Secure configuration refers to the process of setting system parameters and operational settings in a manner that minimizes security vulnerabilities. This could involve disabling unnecessary services, limiting system access, regularly updating and patching systems and implementing security controls. Using automated tools and following a baseline or standard, like the CIS Benchmarks, can help ensure configurations are secure.
Red team exercises are simulated attacks on an organization's cybersecurity defenses conducted by a group of security professionals (the Red Team). Their purpose is to evaluate the effectiveness of the organization's security posture by actively seeking out vulnerabilities and attempting to exploit them, just like real attackers would.
ISACs are non-profit organizations that facilitate the exchange of cybersecurity information among member entities, usually within a specific industry or sector. They collect, analyze, and disseminate actionable threat information to their members and provide tools to mitigate risks and enhance resilience against cyberthreats. ISACs foster a collaborative environment where members can learn from each other's experiences, identify emerging threats and swiftly implement defensive measures.
Secure restore procedures refer to the steps taken to recover data and systems from backups securely. This involves validating the integrity of backup data, ensuring secure transmission of data during the restore process, using encrypted storage and verifying the success of the restore operation. Regular testing of restore procedures ensures data availability during an incident.

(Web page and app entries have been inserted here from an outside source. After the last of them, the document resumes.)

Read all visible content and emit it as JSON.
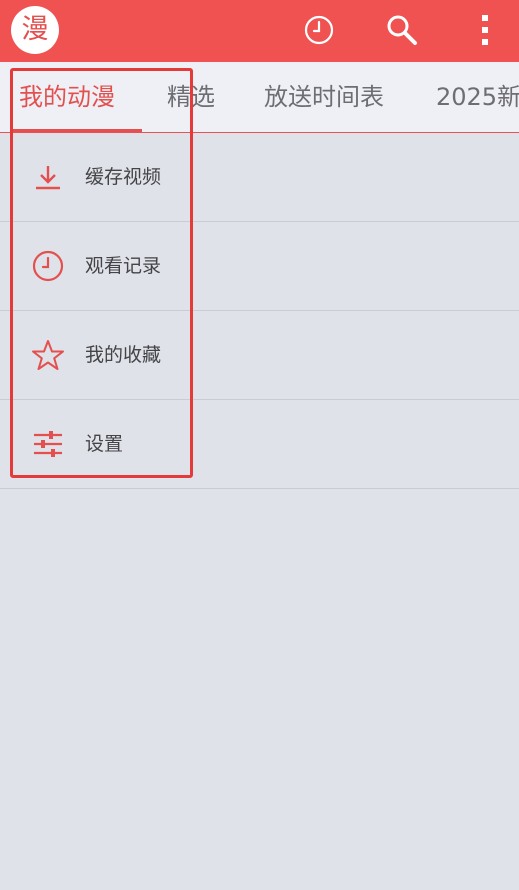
{
  "app": {
    "logo_text": "漫",
    "accent_color": "#f05252"
  },
  "header": {
    "icons": [
      "history-clock-icon",
      "search-icon",
      "more-vertical-icon"
    ]
  },
  "tabs": [
    {
      "label": "我的动漫",
      "active": true
    },
    {
      "label": "精选",
      "active": false
    },
    {
      "label": "放送时间表",
      "active": false
    },
    {
      "label": "2025新",
      "active": false
    }
  ],
  "menu": {
    "items": [
      {
        "label": "缓存视频",
        "icon": "download-icon"
      },
      {
        "label": "观看记录",
        "icon": "clock-icon"
      },
      {
        "label": "我的收藏",
        "icon": "star-icon"
      },
      {
        "label": "设置",
        "icon": "settings-sliders-icon"
      }
    ]
  }
}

Secure DevOps metrics are quantifiable measures used to assess the effectiveness and efficiency of integrating security into DevOps practices. These metrics may include mean time to detect (MTTD) and mean time to respond (MTTR) to security incidents, the number of known vulnerabilities remaining in production, and the time taken to remediate vulnerabilities.
The secure SDLC approach to software development embeds security considerations and practices into each phase of the SDLC — from design, development, and testing to deployment and maintenance. With the aim of enhancing the security of the final software product, secure SDLC includes practices like threat modeling, code review, static and dynamic analysis, penetration testing, and security training for developers.
SOAR is a stack of compatible software programs that enable an organization to collect data about security threats from multiple sources and respond to low-level security events without human assistance. It involves three key areas: security orchestration and workflow management, security automation and enforcement of security policies, and incident response and management. SOAR tools enable teams to manage and respond to an increasing volume of alerts more efficiently and effectively.
Zero Trust architecture (ZTA) is a cybersecurity model that mandates stringent identity verification for every entity — both users and devices — attempting to access resources on a network. Trust is never implicitly granted based on network location. ZTA leverages technologies like microsegmentation, multifactor authentication, least privilege access, and AI/ML for real-time analytics to verify entities before granting access, thus minimizing the attack surface and risk.
Immutable infrastructure is an approach where changes to live infrastructure components are made to a base image, which is then used to spin up new instances to replace the old. This approach enhances system consistency and reliability while minimizing the divergence that can lead to security risks or failure points.